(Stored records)
○ ○ ○ ○
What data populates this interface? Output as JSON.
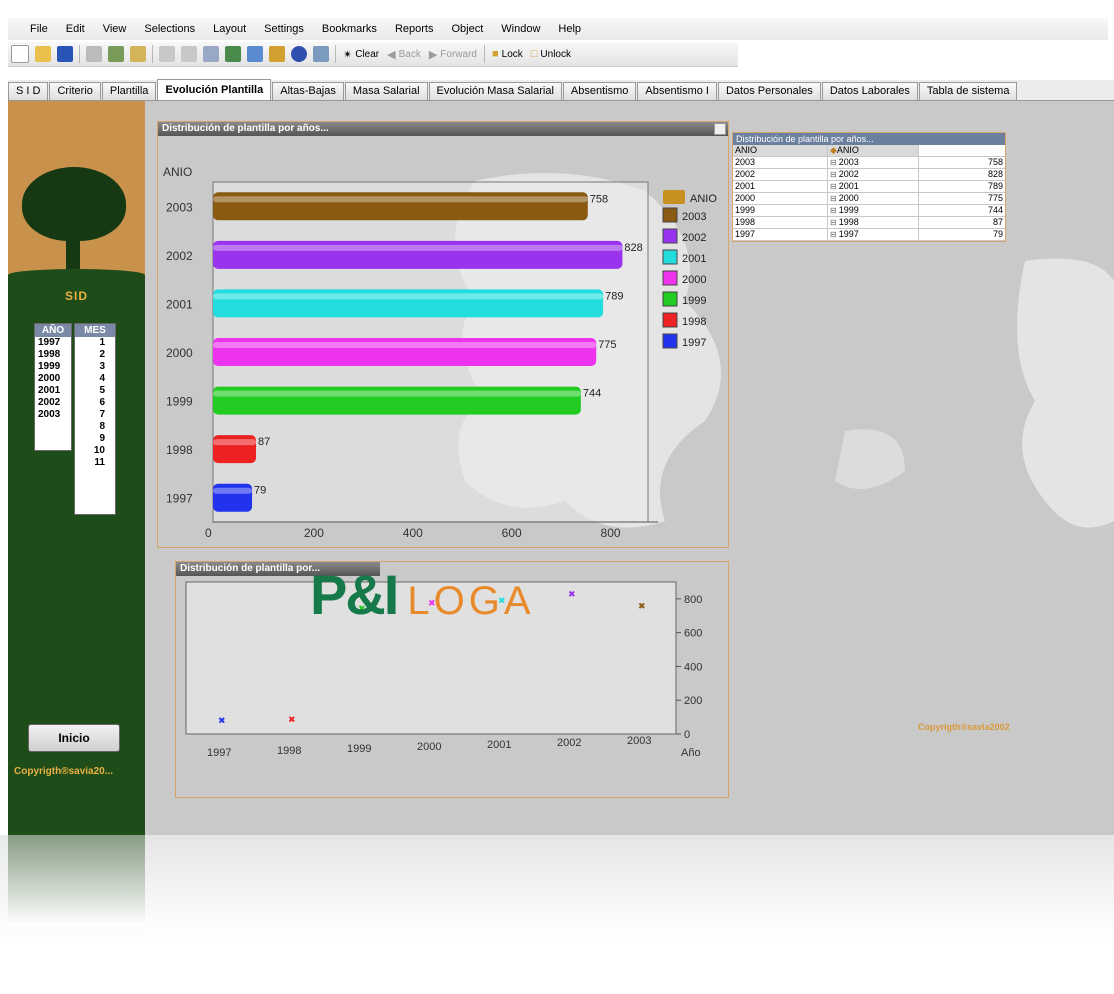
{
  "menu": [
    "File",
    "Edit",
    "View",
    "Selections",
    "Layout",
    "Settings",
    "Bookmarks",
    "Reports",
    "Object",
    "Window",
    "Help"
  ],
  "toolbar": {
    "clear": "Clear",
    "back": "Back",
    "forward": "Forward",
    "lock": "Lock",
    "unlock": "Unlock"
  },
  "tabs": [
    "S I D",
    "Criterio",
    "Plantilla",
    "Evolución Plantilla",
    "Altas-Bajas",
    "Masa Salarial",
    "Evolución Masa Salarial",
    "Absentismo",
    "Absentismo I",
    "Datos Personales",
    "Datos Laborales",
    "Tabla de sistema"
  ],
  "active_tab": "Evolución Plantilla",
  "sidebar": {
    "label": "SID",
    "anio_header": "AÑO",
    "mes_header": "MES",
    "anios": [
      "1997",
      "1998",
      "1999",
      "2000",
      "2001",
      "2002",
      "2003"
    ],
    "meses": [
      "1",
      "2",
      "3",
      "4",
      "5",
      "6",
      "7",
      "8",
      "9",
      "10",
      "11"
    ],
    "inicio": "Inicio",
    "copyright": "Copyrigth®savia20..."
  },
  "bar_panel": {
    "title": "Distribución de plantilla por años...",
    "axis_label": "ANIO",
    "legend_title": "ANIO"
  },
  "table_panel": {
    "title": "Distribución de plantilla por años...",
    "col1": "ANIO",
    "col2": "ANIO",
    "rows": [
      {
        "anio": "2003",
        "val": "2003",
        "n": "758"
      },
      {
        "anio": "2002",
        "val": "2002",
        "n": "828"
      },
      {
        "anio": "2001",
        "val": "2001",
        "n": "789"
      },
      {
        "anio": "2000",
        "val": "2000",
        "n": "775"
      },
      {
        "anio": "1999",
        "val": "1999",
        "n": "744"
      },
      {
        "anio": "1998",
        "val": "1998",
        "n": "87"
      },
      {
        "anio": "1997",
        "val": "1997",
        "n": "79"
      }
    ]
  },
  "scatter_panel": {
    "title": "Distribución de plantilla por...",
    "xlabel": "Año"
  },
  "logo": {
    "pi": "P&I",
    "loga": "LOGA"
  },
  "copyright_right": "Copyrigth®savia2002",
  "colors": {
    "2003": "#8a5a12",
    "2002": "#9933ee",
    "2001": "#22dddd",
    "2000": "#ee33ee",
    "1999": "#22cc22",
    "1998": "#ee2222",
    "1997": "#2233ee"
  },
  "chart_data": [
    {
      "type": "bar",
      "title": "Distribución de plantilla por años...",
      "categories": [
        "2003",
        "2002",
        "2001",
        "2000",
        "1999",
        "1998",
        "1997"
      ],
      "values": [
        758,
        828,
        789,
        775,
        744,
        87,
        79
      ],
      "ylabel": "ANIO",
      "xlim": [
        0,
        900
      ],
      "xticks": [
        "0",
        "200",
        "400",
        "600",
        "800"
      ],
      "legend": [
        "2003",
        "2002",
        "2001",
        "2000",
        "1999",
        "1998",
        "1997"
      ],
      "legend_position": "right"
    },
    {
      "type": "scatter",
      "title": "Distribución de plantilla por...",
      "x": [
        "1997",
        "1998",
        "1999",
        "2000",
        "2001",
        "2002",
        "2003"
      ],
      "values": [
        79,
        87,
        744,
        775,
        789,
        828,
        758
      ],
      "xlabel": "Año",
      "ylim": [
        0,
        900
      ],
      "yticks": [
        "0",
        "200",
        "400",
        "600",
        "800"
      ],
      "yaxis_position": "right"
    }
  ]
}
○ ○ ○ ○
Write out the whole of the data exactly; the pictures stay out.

What data populates this interface? Output as JSON.
{
  "menu": [
    "File",
    "Edit",
    "View",
    "Selections",
    "Layout",
    "Settings",
    "Bookmarks",
    "Reports",
    "Object",
    "Window",
    "Help"
  ],
  "toolbar": {
    "clear": "Clear",
    "back": "Back",
    "forward": "Forward",
    "lock": "Lock",
    "unlock": "Unlock"
  },
  "tabs": [
    "S I D",
    "Criterio",
    "Plantilla",
    "Evolución Plantilla",
    "Altas-Bajas",
    "Masa Salarial",
    "Evolución Masa Salarial",
    "Absentismo",
    "Absentismo I",
    "Datos Personales",
    "Datos Laborales",
    "Tabla de sistema"
  ],
  "active_tab": "Evolución Plantilla",
  "sidebar": {
    "label": "SID",
    "anio_header": "AÑO",
    "mes_header": "MES",
    "anios": [
      "1997",
      "1998",
      "1999",
      "2000",
      "2001",
      "2002",
      "2003"
    ],
    "meses": [
      "1",
      "2",
      "3",
      "4",
      "5",
      "6",
      "7",
      "8",
      "9",
      "10",
      "11"
    ],
    "inicio": "Inicio",
    "copyright": "Copyrigth®savia20..."
  },
  "bar_panel": {
    "title": "Distribución de plantilla por años...",
    "axis_label": "ANIO",
    "legend_title": "ANIO"
  },
  "table_panel": {
    "title": "Distribución de plantilla por años...",
    "col1": "ANIO",
    "col2": "ANIO",
    "rows": [
      {
        "anio": "2003",
        "val": "2003",
        "n": "758"
      },
      {
        "anio": "2002",
        "val": "2002",
        "n": "828"
      },
      {
        "anio": "2001",
        "val": "2001",
        "n": "789"
      },
      {
        "anio": "2000",
        "val": "2000",
        "n": "775"
      },
      {
        "anio": "1999",
        "val": "1999",
        "n": "744"
      },
      {
        "anio": "1998",
        "val": "1998",
        "n": "87"
      },
      {
        "anio": "1997",
        "val": "1997",
        "n": "79"
      }
    ]
  },
  "scatter_panel": {
    "title": "Distribución de plantilla por...",
    "xlabel": "Año"
  },
  "logo": {
    "pi": "P&I",
    "loga": "LOGA"
  },
  "copyright_right": "Copyrigth®savia2002",
  "colors": {
    "2003": "#8a5a12",
    "2002": "#9933ee",
    "2001": "#22dddd",
    "2000": "#ee33ee",
    "1999": "#22cc22",
    "1998": "#ee2222",
    "1997": "#2233ee"
  },
  "chart_data": [
    {
      "type": "bar",
      "title": "Distribución de plantilla por años...",
      "categories": [
        "2003",
        "2002",
        "2001",
        "2000",
        "1999",
        "1998",
        "1997"
      ],
      "values": [
        758,
        828,
        789,
        775,
        744,
        87,
        79
      ],
      "ylabel": "ANIO",
      "xlim": [
        0,
        900
      ],
      "xticks": [
        "0",
        "200",
        "400",
        "600",
        "800"
      ],
      "legend": [
        "2003",
        "2002",
        "2001",
        "2000",
        "1999",
        "1998",
        "1997"
      ],
      "legend_position": "right"
    },
    {
      "type": "scatter",
      "title": "Distribución de plantilla por...",
      "x": [
        "1997",
        "1998",
        "1999",
        "2000",
        "2001",
        "2002",
        "2003"
      ],
      "values": [
        79,
        87,
        744,
        775,
        789,
        828,
        758
      ],
      "xlabel": "Año",
      "ylim": [
        0,
        900
      ],
      "yticks": [
        "0",
        "200",
        "400",
        "600",
        "800"
      ],
      "yaxis_position": "right"
    }
  ]
}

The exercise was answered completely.